Concern 1: Am I Eating Poison?
One of the main counterarguments against genetically modified food is that they can be toxic and act as a poison. By using a bacterium called Bacillus Thuringiensis, scientists have found a way to put insecticide into plants. This made plants into a type of poison to insect pests and gave farmers a way to lower their use of insecticide if not cut out the product entirely. These Bacillus Thuringiensis plants or BT plants were specifically designed with the digestive tract of insects in mind. Since humans and insects have different digestive tracks it is not poisonous to us. The term poison is also a matter of perspective. Take chocolate for example. To dogs, chocolate is poisonous and should not be consumed. Most of the human population does not have to think twice about whether this treat is poisonous to them. The same goes with BT plants. They are poisonous to insects but not to humans.
Concern 2: Will My DNA Change?
Another fear that some people have about genetically modified plants is that the genes in the plants we eat will transfer into and become a part of our DNA. In a report written by A. E. Young and A. L. Van Eenennaam titled Genetically Engineered Feed: Impact on Animals, they state that “As part of the natural digestive process, dietary DNA has been shown to move across the intestinal wall, but there is no evidence suggesting DNA or rDNA transfer from plants to animals” (1).
In Megan Morris’s article Will GMOs Hurt My Body, she says that “Depending on the degree of processing of their foods, a given person will ingest between 0.1 and 1 g of DNA each day; as such, DNA itself is regarded as safe by the FDA” (3). The International Life Sciences Institute studied the chemical characteristics, degradation susceptibility, allergenicity, and metabolic fate of both genetically modified food and non-genetically modified food to determine if genetically modified DNA was as safe to eat as normal DNA.
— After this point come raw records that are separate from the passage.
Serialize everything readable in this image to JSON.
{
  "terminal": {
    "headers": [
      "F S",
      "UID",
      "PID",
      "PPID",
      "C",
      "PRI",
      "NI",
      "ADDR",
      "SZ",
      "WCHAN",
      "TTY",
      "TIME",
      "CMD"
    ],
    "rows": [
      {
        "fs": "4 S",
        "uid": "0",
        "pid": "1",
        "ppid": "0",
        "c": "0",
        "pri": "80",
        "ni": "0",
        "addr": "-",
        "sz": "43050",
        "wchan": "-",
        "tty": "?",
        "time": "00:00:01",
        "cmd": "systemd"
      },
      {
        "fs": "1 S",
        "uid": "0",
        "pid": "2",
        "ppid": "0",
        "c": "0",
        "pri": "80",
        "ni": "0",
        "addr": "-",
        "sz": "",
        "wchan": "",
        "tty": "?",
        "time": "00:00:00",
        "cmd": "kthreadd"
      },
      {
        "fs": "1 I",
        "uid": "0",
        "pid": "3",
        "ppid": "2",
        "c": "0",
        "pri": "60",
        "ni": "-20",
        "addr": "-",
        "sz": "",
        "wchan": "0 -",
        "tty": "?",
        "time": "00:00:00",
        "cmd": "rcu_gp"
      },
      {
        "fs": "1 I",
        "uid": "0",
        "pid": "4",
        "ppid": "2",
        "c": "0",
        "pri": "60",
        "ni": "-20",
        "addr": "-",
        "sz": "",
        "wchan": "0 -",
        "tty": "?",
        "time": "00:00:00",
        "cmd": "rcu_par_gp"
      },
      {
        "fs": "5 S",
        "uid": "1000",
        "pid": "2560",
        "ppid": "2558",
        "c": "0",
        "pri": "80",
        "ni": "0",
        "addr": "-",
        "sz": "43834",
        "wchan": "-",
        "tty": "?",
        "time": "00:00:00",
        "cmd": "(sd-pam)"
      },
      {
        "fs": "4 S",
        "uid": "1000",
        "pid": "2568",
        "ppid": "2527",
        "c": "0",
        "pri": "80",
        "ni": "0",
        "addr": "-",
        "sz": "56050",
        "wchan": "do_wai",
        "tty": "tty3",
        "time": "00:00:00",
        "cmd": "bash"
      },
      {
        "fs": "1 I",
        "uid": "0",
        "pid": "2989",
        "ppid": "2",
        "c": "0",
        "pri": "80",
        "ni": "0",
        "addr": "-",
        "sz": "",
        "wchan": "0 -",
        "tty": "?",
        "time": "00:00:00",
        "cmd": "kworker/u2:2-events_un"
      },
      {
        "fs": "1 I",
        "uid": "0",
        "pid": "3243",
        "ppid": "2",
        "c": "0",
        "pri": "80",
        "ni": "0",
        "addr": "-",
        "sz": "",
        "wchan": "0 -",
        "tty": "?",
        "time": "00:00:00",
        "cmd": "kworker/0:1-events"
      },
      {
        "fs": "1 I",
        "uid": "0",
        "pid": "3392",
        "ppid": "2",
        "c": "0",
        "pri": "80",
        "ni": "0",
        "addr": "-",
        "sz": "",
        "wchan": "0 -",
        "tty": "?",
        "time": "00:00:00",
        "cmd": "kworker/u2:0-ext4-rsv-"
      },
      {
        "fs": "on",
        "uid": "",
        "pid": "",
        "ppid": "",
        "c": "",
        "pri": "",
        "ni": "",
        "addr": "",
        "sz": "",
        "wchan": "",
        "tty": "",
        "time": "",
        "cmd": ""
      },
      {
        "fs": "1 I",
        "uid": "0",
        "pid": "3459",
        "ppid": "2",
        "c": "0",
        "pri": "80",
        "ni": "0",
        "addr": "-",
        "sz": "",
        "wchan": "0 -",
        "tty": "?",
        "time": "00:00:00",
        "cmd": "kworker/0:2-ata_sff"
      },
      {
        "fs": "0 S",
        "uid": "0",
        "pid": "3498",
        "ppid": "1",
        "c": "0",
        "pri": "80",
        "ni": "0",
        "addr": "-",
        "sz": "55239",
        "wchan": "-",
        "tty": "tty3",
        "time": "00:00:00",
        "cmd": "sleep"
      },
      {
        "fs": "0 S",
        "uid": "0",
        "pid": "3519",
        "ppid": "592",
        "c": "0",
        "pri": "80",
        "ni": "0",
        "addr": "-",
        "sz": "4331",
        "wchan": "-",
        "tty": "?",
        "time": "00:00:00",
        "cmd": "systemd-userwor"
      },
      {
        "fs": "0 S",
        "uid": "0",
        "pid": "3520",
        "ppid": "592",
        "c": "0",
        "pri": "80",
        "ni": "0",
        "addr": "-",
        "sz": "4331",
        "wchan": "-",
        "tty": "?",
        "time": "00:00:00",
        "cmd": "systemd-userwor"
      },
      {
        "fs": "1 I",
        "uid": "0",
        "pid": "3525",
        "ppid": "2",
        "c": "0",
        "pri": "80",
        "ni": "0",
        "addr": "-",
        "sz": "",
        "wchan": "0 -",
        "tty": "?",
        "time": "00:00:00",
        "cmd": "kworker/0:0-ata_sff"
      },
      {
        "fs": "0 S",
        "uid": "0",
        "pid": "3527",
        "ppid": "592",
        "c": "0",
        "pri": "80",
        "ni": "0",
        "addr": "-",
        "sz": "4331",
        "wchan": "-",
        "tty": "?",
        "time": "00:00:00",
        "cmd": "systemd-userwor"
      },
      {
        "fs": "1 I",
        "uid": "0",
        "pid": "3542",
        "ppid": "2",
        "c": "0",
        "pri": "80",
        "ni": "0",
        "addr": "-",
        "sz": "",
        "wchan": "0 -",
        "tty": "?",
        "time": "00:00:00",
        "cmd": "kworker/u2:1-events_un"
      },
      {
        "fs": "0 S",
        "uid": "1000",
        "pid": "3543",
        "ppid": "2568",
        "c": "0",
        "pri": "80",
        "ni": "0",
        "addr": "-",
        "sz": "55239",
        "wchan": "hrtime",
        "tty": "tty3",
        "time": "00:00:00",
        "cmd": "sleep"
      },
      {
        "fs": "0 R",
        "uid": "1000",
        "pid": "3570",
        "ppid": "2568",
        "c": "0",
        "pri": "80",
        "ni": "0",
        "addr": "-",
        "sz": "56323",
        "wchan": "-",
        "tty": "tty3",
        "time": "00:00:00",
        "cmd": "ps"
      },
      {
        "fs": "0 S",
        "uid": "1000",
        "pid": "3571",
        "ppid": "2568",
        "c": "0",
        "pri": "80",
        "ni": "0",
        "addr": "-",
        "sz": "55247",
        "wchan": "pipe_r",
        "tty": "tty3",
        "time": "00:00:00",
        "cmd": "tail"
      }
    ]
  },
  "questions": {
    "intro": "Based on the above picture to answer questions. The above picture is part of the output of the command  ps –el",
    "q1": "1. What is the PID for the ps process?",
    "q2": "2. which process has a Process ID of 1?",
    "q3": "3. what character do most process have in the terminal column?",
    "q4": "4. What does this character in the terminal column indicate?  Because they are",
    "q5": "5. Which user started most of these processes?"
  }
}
Through this study, they concluded that the two types of DNA were completely indistinguishable from each other. The researchers went further and tried to isolate the bar gene from rats that ate potatoes that contained the gene. Even though five generations of the rat had been fed the potatoes, they could not find the gene in them.
Concern 3: Will GMOs Hurt Future Generations?
This fear of plant genes affecting our own genes has also been discussed with future generations and our offspring in mind. In her article, Megan Morris stated that through data from credible research it has been concluded that “GMOs have been found to exhibit no toxicity, in one generation or across many” (3). These results came from 100s of tests that included plants like corn and potatoes that were fed to multiple generations of rats.
A group from the University of South Dakota tested this theory of genes affecting our offspring by feeding rats BT corn and watching what happened to the original generation and the following 3 generations of rats as well as the fertility of both the male and female rats. They compared observations and results to generations of rats that ate corn without the BT property. The study did not find any changes in litter size or any change in the health and development of the offspring during and after maturity. They also concluded that genetically modified food does not affect fertility in either males or females.
A similar study was conducted using potatoes with a bar gene instead of corn. For five generations, they tracked animal body weight development of the eye, thymus, and bones as well as general retardation. They studied mother animals that were split into two groups. One group was fed the genetically modified potatoes and the other was fed normal potatoes. They found no significant difference between the two groups after 5 generations had been observed. From this, they concluded that there was no build-up or inheritance of toxicity.
“Are GMOs Good or Bad? Genetic Engineering & Our Food.” Are GMOs Good or Bad? Genetic Engineering & Our Food, Kurzgesagt – In a Nutshell , 30 Mar. 2017, www.youtube.com/user/Kurzgesagt.
Morris, Megan L. “Will GMOs Hurt My Body? The Public’s Concerns and How Scientists Have Addressed Them.” Science in the News, Harvard, 19 Jan. 2017, sitn.hms.harvard.edu/flash/2015/will-gmos-hurt-my-body/.
Young, A. E. and A. L. Van Eenennaam. “Genetically Engineered Feed: Impact on Animal Performance, Health and Products.” Journal of Animal Science, vol. 95, 2017 Supplement, p. 357. EBSCOhost, doi:10.2527/asasann.2017.733.